D = Defend - what you roll to avoid damage.
A = Attack - what you roll to bring the "scream!"
M = Move - what you roll when in hot pursuit!
N = Notice - make a perception check!
P = Profession - what you do!
H = Hobby - what you'd rather be doing!
E = Excelsior - who inspires you to greater heights?
W = Weakness - what gives you trouble!
I had done write-ups for Spidey and the Hulk before, but Super-Five has evolved a bit since then, so these new examples are a little different. Also, Milestones are advancement points used to improve your Hero. I couldn't create Spider-Man's very wide range of powers using just the "new character" creation rules, so I gave him a few Milestones to finish him up. I went ahead and gave Woodgod and the Hulk a like amount and their character write-ups reflect this.
The only thing I know about Woodgod is what I've read in these two issues of MTU. So, I created a Super-Five character for him the best that I could extrapolating from that information. Hope you like what you see. You should be able to use these characters in your standard Five by Five game if you want. (Just ignore "Millstones" they're a new concept that is unique to Super-Five and I'll reveal more about them later!
Friday, August 1, 2014
This issue has the distinction of being the first time that John Byrne ever drew the X-men. They appear briefly at the start of the story in what is a really overly contrived set-up to get Spider-Man into the story. It's painful enough that I wonder if this story wasn't originally penned to appear in the Hulk comics and somehow got pushed to Marvel Team-Up.
John Byrne draws the X-men for the first time, and they do look beautiful. But basically, the entire group including Spider-man are coming back from another adventure and are in the vicinity of New Mexico when some weird stuff happens, the group gets attacked, and the X-Men just dump Spidey in New Mexico to take care of the trouble alone while they continue on their way to New York. Maybe they figure Spider-man won't mind since both New York and New Mexico have "New" in their name?
The bulk of the story centers on the Hulk (who finds an abandoned town and so immediately adopts it as his own. "Hulk is all alone in town! Hulk is all there is -- so town must be Hulk's town!" And so declaring he begins to beat up the only other "person" he finds in the town. Not a person at all, but a goat legged monster creature basically a satyr ... but much bigger than I ever imagined a satyr to be (almost Hulk's size) ... a satyr on steroids. Woodgod is clearly trespassing and needs a beat down.

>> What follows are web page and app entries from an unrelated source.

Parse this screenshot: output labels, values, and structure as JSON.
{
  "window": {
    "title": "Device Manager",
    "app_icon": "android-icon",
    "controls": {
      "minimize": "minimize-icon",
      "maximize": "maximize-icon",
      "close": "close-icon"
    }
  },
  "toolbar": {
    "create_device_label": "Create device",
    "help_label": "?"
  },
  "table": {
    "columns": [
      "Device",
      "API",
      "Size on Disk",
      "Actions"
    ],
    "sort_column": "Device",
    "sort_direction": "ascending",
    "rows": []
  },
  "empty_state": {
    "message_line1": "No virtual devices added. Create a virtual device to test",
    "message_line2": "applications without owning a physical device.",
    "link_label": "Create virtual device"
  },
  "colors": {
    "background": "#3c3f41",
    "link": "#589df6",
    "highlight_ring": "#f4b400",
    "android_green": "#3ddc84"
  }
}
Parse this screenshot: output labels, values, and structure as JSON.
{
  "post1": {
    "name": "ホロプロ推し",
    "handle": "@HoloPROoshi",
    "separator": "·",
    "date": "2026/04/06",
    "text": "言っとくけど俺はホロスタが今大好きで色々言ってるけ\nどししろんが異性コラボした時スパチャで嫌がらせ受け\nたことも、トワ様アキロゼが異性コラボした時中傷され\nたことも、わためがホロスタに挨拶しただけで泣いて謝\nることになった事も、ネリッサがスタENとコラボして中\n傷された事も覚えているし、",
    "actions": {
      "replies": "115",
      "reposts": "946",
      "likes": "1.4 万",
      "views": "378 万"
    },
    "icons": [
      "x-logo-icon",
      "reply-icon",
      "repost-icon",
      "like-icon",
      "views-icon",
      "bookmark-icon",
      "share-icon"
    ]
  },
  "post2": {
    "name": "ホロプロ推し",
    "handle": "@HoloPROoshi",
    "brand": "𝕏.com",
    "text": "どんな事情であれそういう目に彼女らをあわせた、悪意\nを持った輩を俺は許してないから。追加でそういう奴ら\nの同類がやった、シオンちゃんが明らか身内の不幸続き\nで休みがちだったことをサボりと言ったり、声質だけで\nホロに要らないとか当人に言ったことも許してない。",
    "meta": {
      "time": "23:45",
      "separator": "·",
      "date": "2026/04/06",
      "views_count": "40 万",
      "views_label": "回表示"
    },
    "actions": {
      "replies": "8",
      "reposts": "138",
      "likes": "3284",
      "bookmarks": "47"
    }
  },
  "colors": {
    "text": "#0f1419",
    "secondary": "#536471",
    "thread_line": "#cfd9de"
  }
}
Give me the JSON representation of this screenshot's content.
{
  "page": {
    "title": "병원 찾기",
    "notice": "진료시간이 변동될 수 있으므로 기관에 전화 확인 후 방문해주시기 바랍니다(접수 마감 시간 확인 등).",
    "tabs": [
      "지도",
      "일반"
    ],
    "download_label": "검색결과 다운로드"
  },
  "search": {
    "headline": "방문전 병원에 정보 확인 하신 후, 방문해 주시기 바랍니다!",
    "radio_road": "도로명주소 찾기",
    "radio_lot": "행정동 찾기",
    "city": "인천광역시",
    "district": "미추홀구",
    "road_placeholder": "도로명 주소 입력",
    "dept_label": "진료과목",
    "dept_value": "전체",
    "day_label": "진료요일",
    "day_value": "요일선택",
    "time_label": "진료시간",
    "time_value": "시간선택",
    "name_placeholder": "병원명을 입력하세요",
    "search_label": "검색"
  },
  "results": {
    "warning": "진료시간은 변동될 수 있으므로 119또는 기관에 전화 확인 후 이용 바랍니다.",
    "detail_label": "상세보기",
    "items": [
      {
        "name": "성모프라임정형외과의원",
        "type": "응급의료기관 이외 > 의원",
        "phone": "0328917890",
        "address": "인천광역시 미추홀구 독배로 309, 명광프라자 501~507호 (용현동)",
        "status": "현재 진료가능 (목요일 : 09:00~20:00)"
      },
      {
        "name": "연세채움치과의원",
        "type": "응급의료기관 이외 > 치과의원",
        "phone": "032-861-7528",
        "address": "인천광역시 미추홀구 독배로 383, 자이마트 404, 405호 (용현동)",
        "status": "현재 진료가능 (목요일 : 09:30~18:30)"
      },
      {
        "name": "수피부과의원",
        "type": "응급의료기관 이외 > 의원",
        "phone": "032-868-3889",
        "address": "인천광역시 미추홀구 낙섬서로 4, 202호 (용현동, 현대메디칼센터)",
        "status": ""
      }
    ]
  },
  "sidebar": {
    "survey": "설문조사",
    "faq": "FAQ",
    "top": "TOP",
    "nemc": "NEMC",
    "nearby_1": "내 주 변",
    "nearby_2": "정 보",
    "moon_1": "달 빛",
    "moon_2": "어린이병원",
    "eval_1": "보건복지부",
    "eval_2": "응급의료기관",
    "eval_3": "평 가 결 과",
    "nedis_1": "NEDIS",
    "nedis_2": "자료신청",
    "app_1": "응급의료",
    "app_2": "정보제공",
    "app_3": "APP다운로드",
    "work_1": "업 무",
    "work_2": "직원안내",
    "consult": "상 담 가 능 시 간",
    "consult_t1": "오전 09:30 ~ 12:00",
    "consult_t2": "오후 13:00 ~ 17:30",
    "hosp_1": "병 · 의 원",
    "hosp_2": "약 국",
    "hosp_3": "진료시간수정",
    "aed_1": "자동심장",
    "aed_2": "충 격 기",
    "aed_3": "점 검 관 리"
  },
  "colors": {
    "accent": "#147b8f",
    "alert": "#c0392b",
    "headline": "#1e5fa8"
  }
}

This exchange comprises the majority of the action of the issue. That and the "mystery of the town of Liberty" which is covered in a unidentified purple mist, an odd smell (or was that Woodgod ... I am unclear), and toxic levels of radiation. Men in radiation suits are amazed to find Spider-man alive, who thinks, "Lord save that old Russian - Doc Mishkin! It must be the anti-radiation mist he sprayed on me and the X-Men that's somehow keeping the gas from affecting yours truly!" and ... not, "Oh, my God! I've got to get out of here, that anti-radiation mist that the crazy Russian scientist sprayed on me could wear off at any minute!" Good old Spider-Man.
I actually enjoyed rereading this comic book quite a lot, despite the silliness. Byrne's art is nice. It's consistent and clean. It's the type of Byrne art that I really fell in love with. And the story was a quick read. I miss that. I don't feel like a comic has to occupy me for an hour or more to be enjoyed. A nice ten minute read is awesome. I'll go back and read it again, and spend more time enjoying the art. I miss the pacing of older comics like this one.
Sure the story this time had a lot that left me scratching (or shaking) my head especially where Spider-man's involvement was concerned ... But, as I said, Spidey doesn't really have a whole lot to do this issue, so if making sense would get in the way of his page count ... then I am all for the nonsensical. However it does look like Spidey will get to make up for things next issue as the final page cliff hanger dumps him right in the middle of the action.
I can't wait to read the next issue!!